EU to investigate U.K. support of Lynemouth biomass conversion

By Erin Voegele | February 19, 2015

On Feb. 19, the European Commission announced it has opened an in-depth investigation to assess whether the U.K.’s plans to support the biomass conversion of the coal-fired Lynemouth power plant are in line with European Union state aid rules.

According to the EC, it will investigate to make sure public funds used to support the project are limited to what is necessary and do not result in overcompensation. The investigation will also assess whether the positive effects of the conversion in achieving EU energy and environmental objectives outweigh potential competition distortions in the market for biomass. In addition, the EC said the opening of the investigation gives the U.K. and interested third parties an opportunity to submit comments.

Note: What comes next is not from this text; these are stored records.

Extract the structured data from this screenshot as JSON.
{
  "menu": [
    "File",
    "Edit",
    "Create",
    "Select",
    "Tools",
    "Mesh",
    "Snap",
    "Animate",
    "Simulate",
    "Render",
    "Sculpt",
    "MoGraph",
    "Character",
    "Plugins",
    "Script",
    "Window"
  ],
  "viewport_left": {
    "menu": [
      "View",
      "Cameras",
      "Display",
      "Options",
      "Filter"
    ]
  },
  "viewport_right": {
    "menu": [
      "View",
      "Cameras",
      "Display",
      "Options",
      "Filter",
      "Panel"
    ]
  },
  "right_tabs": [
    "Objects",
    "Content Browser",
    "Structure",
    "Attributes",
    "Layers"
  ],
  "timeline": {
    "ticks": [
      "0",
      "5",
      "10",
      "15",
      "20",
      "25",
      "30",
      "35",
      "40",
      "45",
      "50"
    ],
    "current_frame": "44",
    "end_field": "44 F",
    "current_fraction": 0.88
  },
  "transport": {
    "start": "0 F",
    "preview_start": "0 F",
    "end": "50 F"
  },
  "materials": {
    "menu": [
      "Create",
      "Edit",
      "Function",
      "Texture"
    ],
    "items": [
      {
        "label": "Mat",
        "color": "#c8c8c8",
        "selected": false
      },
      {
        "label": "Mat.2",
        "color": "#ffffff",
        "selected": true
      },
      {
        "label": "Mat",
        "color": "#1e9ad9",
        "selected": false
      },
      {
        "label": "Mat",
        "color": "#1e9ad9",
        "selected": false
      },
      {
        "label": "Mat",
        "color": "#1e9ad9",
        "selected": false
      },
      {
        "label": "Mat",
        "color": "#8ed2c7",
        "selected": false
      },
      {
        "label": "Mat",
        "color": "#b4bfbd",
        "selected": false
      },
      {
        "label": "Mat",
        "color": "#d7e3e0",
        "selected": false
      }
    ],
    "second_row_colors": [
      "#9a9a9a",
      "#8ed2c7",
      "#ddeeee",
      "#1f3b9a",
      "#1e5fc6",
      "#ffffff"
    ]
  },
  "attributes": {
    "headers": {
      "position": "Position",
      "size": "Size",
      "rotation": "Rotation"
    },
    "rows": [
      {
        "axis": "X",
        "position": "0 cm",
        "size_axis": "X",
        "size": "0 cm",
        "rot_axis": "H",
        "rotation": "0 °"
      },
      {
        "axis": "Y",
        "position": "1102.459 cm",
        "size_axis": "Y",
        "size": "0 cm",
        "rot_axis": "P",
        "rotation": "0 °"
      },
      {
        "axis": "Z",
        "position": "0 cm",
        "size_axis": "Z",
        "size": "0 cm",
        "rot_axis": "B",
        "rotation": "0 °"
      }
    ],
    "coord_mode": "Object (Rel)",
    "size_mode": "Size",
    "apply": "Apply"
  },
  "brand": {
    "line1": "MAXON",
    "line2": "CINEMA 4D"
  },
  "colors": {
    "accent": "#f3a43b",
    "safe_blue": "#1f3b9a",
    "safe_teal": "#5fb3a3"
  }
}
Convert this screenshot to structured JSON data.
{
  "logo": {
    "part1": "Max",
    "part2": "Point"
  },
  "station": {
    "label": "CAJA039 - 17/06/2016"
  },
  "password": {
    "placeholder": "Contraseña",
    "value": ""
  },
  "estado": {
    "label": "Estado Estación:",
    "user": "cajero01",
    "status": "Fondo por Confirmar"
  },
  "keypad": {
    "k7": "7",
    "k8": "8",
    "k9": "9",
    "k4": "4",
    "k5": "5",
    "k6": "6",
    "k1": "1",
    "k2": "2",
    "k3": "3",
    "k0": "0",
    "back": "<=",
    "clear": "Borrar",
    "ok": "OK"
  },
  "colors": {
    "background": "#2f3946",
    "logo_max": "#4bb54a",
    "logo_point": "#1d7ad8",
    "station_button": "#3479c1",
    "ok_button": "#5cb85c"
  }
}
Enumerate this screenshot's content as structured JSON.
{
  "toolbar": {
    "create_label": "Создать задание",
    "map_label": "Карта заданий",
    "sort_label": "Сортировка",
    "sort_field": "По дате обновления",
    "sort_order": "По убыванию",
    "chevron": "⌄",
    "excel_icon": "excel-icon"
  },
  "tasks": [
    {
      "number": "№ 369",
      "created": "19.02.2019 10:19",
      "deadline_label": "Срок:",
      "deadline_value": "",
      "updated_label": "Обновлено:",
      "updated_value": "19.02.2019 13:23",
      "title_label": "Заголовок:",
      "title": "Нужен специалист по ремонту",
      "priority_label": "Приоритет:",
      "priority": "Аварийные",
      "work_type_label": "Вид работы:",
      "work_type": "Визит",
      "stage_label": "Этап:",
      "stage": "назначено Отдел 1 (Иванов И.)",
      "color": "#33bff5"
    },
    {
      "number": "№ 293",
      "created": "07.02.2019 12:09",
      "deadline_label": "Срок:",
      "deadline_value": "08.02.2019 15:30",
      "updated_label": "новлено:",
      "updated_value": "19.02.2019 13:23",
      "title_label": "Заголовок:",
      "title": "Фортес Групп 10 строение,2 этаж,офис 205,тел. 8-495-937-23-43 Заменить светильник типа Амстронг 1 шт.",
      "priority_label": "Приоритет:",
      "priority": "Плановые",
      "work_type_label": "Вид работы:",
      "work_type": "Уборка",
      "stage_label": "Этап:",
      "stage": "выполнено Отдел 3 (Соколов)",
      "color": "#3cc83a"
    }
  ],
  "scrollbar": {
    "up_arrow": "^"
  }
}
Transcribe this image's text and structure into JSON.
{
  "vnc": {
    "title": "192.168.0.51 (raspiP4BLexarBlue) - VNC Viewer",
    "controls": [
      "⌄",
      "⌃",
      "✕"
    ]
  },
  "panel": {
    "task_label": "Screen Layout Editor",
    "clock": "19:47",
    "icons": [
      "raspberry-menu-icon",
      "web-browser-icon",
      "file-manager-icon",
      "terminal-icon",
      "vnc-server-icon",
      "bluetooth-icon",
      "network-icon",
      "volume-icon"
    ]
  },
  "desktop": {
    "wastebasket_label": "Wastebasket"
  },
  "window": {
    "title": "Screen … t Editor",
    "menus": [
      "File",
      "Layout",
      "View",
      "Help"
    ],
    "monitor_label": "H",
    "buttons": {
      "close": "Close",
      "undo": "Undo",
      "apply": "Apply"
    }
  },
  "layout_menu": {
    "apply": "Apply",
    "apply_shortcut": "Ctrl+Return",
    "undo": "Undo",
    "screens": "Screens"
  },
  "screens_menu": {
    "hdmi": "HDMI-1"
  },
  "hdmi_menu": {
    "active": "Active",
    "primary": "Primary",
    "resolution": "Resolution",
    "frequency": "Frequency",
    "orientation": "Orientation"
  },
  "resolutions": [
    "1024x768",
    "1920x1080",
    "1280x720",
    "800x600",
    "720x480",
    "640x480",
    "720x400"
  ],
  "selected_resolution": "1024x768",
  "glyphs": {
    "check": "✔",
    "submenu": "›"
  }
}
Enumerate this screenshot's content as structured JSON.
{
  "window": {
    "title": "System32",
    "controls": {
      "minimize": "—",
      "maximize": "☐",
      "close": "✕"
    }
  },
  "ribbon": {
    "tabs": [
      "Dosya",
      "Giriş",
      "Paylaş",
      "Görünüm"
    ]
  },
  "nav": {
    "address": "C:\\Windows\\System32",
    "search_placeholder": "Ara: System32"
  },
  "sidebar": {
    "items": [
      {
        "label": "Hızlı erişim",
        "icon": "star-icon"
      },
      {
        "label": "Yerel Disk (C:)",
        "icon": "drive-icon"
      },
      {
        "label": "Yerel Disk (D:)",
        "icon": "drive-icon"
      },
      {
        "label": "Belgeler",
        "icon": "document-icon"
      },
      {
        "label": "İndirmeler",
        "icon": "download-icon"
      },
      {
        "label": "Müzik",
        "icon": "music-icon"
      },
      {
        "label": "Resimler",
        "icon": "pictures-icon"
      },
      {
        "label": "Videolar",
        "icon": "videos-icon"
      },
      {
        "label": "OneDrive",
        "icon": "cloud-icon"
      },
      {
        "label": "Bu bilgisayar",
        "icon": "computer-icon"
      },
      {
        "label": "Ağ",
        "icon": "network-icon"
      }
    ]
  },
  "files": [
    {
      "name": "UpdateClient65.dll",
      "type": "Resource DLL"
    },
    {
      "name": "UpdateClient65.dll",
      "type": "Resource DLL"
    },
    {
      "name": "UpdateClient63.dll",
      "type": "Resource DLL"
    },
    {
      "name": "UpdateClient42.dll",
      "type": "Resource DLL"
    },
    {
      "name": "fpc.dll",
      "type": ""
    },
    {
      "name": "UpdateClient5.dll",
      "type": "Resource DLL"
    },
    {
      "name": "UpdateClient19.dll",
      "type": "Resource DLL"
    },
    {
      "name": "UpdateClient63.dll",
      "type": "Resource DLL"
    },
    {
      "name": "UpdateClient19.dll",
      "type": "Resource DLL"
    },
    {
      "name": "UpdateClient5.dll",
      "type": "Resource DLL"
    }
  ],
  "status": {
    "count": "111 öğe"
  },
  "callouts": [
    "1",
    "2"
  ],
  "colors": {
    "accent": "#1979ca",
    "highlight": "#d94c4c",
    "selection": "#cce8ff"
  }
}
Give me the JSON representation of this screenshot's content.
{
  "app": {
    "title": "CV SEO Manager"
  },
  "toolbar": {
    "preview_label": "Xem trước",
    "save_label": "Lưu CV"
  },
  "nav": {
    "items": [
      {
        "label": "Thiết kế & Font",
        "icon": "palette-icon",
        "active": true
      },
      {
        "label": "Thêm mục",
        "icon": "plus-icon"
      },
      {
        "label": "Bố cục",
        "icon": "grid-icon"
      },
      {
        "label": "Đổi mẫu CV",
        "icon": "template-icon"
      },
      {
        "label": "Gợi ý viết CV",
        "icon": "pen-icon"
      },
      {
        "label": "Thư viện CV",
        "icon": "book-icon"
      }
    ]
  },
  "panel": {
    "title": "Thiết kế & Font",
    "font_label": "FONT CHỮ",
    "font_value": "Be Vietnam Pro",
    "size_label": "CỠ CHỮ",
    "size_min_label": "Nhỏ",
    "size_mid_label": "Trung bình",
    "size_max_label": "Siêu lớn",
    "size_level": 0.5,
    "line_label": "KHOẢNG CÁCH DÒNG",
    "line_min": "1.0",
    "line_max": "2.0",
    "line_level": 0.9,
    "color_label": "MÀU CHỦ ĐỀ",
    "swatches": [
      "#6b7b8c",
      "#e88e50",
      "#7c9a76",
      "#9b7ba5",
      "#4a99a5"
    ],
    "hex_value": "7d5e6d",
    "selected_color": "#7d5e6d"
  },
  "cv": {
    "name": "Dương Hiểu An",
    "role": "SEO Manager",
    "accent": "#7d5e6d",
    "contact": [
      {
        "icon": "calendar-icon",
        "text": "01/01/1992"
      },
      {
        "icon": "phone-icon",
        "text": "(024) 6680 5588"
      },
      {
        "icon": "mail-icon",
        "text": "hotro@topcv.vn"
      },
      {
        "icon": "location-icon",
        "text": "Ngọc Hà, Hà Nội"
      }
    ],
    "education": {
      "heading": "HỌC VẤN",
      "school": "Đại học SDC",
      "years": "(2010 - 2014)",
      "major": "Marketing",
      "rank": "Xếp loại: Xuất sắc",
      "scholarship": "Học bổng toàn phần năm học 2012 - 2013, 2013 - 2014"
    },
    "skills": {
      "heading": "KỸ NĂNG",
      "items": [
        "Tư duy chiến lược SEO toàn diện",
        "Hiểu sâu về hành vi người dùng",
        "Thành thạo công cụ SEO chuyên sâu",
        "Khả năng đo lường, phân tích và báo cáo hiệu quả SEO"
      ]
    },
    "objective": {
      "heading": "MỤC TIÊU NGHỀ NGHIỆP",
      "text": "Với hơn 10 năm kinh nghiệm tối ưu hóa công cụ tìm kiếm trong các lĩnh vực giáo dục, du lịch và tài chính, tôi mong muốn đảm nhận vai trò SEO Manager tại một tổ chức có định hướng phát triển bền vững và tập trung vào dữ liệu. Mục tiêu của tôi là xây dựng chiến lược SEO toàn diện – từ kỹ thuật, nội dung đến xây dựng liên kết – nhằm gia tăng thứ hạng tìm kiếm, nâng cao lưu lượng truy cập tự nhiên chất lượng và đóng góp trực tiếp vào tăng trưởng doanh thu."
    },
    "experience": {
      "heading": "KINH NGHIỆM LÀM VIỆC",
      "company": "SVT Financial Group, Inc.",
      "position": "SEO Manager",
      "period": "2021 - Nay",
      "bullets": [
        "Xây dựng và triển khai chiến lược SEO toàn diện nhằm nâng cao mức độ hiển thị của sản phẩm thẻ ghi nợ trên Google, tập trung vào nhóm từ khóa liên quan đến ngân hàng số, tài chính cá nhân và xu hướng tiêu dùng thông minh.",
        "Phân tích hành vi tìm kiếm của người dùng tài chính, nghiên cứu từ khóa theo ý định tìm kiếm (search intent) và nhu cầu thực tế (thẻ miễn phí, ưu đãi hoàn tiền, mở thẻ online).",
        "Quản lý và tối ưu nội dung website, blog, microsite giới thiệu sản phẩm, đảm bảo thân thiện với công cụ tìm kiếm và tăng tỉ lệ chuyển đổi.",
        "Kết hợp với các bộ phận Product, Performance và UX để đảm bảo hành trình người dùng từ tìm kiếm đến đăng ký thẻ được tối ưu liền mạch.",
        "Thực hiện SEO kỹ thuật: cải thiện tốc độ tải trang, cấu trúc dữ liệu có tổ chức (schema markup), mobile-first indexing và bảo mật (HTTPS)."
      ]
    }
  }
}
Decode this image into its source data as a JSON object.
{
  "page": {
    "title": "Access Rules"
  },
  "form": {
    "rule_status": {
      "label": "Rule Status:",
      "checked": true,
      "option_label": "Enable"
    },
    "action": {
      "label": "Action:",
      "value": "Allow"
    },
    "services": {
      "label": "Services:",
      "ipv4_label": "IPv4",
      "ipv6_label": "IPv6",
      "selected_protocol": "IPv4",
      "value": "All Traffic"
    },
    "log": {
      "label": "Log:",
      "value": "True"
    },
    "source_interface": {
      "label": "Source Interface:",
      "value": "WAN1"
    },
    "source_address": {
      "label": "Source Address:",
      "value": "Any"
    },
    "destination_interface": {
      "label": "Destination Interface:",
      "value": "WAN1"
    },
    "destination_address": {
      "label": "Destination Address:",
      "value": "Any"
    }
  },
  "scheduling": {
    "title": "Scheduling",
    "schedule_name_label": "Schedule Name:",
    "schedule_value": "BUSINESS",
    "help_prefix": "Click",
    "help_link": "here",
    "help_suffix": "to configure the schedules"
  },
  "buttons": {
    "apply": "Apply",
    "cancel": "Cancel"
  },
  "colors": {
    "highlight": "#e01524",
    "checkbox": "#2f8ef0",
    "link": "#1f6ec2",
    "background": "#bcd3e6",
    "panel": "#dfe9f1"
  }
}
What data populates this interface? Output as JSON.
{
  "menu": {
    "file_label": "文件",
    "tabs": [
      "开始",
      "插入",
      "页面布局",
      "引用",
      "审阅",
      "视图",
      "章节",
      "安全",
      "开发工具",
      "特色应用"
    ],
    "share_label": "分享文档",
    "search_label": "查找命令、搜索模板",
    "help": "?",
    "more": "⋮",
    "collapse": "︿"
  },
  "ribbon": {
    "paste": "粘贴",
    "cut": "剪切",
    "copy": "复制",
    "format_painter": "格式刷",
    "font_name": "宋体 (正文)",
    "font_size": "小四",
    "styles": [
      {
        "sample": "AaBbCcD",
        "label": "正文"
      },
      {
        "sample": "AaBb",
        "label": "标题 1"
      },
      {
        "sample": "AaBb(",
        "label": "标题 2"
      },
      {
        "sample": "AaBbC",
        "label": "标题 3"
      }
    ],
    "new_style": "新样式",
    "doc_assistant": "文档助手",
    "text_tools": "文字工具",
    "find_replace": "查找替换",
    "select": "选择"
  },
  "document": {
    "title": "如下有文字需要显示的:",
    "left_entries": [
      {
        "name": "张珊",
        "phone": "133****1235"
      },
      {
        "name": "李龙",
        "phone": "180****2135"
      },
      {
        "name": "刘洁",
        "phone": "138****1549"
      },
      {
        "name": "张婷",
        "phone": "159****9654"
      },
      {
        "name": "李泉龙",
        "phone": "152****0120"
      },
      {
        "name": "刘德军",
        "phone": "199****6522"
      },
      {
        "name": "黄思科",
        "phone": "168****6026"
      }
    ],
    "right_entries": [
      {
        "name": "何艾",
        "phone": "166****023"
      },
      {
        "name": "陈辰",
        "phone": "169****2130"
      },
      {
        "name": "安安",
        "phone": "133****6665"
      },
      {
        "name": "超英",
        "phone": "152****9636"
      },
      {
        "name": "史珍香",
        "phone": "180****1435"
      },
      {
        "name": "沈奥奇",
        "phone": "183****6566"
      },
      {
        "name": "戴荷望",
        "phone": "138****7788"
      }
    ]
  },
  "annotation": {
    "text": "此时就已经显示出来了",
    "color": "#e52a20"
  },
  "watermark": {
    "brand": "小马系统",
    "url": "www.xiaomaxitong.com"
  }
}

Following the conversion, the Lynemouth facility would have the capacity to generate 420 MW of electricity from wood pellets. The U.K. plans to support the conversion project through a Contract for Difference (CfD), which fixes a certain sales price, or strike price, for the electricity. The EC explained the subsidy means the generator of the Lynemouth plant will earn money from selling its electricity from the market. When the average wholesale price of electricity is below the strike price, the generator would receive a top-up payment. Estimates provided by the U.K. show the plant would operate through approximately 2027, generating an estimated 2.3 TWh of electricity annually. The facility would take in approximately 1.5 million metric tons of wood pellets per year, sourced primarily from the U.S. and Canada.

According to the EC, in its preliminary analysis it considered that the parties’ final calculations and estimates regarding key cost parameters may be too conservative and is concerned that the actual rate of return could be higher than the parties estimate, which could lead to overcompensation. The EC also noted the project will use a considerable volume of pellets from overseas, and subsidizing such as large volume of wood pellets could distort competition in the biomass market. The EC said it is concerned that the subsidy’s effects of competition could outweigh its positive effect on achieving EU 2020 targets for renewable energy.

The Lynemouth project is one of eight renewable energy projects selected for the first CfDs under the U.K.’s electric market reforms. In 2013, the U.K. Department of Climate Changed announced that the government had sent out draft investment contracts to a total of 16 renewable energy projects that had progressed to the next stage of the final investment decision (FID) enabling for renewables process. In mid-December of 2013, the DECC announced that only 10 of those projects had been found to be provisionally affordable under the budget caps released earlier that month. The list of projects was later reduced to eight. Those projects, including the Lynemouth and a Drax biomass conversions and the dedicated biomass with combined-heat-and-power (CHP) Teesside project, signed contracts in June 2014, along with five off-shore wind projects. 

In July, the EC granted state aid approval to the five wind projects as part of a larger announcement from the commission that indicated the U.K’s Contracts for Difference (CfD) subsidy program is in line with EU state aid rules.

In January, the EC approved the U.K’s plan to provide state aid to the proposed Teesside CHP plant, a 299 MW biomass-fired facility. The Drax and Lynemouth biomass conversion projects are still awaiting EC state aid approval.